• _What you need to do_
Hunt for the word "only" across the entries below, copying each line that holds it.

[Records drawn from a dataset]
****

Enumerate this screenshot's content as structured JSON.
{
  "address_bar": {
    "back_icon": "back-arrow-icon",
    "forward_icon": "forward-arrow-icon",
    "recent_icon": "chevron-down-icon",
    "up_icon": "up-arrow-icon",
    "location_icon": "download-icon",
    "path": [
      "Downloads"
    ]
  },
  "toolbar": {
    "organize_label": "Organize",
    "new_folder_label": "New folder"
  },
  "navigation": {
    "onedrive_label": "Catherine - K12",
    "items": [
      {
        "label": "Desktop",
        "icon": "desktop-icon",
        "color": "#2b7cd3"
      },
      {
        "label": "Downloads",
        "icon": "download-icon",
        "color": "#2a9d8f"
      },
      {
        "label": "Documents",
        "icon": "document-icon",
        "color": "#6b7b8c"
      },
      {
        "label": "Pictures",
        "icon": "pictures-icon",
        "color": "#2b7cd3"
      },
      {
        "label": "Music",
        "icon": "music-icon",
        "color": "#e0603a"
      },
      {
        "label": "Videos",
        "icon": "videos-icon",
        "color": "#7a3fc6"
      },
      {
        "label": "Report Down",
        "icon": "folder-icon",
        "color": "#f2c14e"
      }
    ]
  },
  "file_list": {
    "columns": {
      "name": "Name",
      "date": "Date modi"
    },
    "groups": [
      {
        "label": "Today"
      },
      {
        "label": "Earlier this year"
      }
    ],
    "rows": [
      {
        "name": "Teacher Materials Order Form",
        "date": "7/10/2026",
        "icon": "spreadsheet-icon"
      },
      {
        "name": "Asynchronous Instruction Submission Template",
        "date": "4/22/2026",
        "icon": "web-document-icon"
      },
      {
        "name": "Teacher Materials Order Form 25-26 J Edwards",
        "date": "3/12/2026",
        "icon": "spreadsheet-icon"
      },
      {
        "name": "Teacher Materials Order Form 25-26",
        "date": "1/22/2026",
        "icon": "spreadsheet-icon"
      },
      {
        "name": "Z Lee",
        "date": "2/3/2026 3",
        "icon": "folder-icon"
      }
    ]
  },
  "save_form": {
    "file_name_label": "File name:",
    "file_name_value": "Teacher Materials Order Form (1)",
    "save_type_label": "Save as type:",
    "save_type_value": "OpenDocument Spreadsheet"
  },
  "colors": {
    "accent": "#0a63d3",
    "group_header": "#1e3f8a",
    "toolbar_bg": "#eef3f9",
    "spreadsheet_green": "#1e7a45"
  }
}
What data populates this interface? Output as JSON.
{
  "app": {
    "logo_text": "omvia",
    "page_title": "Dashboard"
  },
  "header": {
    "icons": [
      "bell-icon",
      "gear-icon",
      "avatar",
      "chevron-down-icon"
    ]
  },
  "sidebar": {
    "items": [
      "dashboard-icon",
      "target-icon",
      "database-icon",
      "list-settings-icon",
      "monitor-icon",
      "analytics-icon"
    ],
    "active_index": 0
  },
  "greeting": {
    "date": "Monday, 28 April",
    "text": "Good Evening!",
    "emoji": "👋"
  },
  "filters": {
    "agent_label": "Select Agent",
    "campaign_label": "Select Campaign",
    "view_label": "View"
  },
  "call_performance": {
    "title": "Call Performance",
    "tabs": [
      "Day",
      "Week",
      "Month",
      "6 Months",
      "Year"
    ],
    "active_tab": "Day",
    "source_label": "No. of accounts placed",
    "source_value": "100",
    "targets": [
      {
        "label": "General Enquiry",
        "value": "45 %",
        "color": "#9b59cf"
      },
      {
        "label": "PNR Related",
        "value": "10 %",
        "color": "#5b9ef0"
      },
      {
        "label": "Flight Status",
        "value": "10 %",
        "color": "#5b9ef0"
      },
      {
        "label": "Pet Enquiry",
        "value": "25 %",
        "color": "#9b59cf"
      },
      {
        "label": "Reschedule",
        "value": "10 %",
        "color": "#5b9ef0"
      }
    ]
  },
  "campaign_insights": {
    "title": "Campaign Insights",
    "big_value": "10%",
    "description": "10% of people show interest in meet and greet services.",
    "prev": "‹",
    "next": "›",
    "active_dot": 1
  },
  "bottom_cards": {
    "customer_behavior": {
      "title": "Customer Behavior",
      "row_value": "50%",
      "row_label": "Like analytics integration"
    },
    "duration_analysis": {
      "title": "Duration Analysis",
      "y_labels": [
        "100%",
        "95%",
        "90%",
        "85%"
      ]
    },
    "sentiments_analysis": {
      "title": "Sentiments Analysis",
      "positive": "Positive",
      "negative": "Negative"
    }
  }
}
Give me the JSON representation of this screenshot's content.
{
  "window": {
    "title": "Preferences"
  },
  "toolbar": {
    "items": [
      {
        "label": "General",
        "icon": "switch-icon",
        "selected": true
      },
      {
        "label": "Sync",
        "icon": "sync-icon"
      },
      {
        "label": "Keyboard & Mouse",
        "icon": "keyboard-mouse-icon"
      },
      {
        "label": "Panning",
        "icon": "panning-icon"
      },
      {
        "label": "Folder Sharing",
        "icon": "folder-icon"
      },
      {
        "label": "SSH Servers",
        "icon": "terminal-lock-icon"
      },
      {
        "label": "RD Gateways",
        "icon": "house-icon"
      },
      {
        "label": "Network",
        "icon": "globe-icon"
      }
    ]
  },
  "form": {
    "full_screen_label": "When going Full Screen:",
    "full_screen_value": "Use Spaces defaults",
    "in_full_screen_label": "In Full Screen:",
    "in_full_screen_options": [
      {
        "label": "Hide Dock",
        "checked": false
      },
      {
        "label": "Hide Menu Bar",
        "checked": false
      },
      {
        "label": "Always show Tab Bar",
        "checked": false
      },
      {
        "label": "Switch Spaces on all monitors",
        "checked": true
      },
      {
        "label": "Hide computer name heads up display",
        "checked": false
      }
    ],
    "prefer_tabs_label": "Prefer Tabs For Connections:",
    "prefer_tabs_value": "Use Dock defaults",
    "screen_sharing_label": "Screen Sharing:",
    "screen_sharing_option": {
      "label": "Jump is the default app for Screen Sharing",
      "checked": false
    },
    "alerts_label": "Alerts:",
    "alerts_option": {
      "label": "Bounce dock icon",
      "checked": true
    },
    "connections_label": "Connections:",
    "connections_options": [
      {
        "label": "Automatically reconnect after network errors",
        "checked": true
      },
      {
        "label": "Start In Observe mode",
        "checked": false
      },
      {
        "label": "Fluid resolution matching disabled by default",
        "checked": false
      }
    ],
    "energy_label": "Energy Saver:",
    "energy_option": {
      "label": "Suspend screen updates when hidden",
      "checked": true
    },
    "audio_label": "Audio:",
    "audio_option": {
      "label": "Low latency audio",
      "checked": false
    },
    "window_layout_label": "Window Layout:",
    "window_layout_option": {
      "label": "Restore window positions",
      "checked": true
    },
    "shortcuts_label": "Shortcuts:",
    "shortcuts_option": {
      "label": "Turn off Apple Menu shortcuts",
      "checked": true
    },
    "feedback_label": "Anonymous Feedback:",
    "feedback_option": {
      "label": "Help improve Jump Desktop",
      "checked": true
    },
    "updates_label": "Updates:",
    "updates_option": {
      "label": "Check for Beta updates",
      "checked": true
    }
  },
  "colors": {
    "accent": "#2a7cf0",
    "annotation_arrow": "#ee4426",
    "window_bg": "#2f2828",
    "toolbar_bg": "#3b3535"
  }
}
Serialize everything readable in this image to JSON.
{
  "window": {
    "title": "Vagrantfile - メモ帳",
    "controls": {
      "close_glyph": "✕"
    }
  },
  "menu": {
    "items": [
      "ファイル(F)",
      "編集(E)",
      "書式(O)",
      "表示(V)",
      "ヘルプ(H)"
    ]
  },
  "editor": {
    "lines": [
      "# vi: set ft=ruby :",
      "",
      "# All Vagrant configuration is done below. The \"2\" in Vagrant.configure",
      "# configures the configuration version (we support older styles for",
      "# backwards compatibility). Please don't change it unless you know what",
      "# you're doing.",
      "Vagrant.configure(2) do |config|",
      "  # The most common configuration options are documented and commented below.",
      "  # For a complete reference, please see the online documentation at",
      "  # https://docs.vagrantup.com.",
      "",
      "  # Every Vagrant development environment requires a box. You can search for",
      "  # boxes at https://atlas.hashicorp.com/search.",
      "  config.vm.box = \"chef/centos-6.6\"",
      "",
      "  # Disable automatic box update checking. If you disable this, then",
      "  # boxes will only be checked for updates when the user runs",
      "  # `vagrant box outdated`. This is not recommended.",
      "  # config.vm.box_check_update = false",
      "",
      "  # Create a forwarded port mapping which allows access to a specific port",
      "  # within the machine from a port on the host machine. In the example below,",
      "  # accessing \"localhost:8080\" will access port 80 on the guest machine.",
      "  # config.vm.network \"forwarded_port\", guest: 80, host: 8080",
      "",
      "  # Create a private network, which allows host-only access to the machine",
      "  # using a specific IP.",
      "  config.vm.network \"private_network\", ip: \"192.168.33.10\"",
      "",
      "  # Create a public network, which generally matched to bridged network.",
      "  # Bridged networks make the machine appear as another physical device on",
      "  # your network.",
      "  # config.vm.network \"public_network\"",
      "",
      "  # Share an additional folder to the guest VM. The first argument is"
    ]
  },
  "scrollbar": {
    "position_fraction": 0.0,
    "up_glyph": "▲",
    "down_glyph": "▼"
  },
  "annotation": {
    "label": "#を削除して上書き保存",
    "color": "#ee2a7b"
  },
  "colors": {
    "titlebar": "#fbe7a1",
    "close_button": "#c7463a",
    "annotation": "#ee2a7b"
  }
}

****

• _Reply to the exercise_
      "  # boxes will only be checked for updates when the user runs",
      "  # Create a private network, which allows host-only access to the machine",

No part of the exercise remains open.